Interface dataset entries:
##############################

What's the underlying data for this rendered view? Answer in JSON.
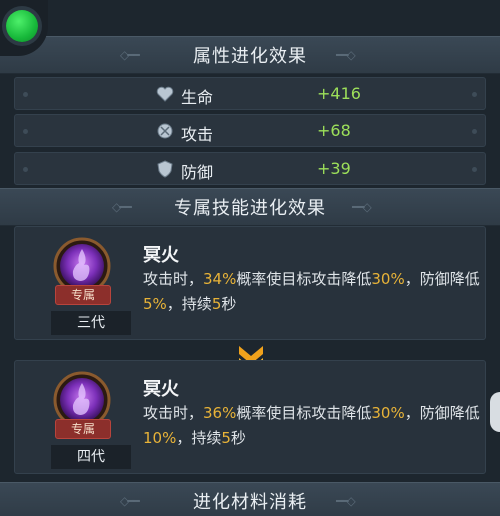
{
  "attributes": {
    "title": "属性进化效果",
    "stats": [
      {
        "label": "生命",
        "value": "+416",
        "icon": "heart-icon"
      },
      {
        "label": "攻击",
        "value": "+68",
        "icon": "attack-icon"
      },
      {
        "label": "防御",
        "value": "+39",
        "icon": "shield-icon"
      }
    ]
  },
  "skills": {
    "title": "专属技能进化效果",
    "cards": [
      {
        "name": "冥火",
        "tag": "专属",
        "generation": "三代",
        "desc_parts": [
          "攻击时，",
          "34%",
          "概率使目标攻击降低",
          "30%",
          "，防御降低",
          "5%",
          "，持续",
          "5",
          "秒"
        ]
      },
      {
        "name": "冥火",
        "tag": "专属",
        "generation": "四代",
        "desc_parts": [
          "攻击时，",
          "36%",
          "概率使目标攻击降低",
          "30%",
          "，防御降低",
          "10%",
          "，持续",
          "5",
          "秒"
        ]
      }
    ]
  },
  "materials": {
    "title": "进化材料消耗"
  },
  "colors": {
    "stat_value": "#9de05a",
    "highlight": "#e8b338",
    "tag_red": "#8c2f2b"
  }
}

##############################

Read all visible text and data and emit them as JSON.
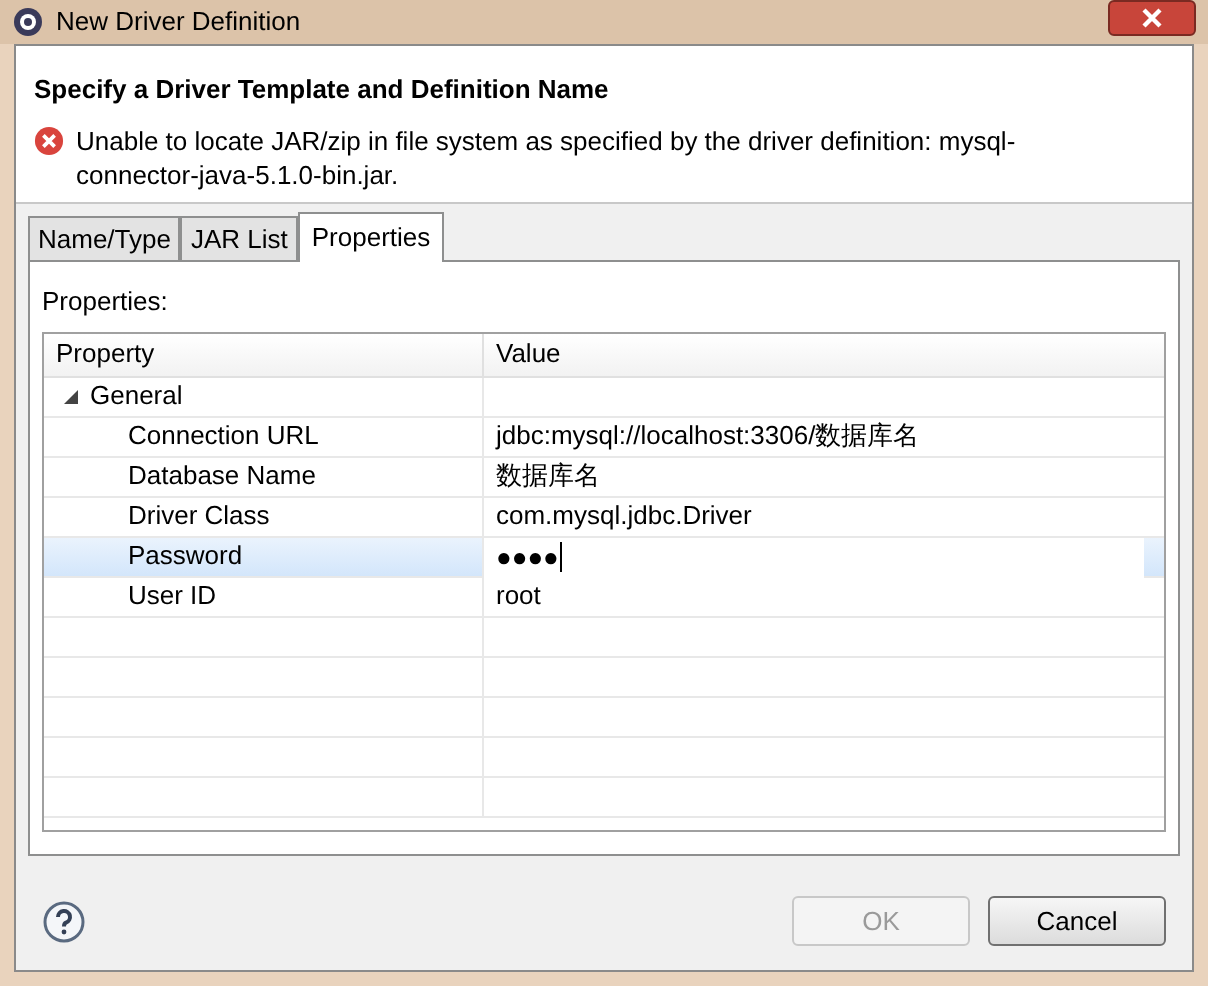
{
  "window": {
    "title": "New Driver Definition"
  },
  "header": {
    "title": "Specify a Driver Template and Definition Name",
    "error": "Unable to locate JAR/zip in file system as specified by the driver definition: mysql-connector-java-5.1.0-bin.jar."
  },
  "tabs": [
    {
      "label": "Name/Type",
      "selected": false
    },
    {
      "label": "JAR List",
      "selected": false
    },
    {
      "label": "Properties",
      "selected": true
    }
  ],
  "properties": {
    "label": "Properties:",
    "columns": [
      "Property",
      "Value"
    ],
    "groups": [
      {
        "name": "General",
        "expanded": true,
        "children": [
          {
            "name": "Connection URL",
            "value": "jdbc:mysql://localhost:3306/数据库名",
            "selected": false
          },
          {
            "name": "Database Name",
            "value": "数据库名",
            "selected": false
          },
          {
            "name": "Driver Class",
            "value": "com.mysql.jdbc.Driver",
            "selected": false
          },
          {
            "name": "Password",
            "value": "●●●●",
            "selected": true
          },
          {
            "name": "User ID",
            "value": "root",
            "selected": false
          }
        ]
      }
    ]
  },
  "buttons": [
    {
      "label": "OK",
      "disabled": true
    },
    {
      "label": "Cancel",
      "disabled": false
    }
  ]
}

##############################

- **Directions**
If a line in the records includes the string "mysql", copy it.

- **Answer for this exercise**
    "error": "Unable to locate JAR/zip in file system as specified by the driver definition: mysql-connector-java-5.1.0-bin.jar."
            "value": "jdbc:mysql://localhost:3306/数据库名",
            "value": "com.mysql.jdbc.Driver",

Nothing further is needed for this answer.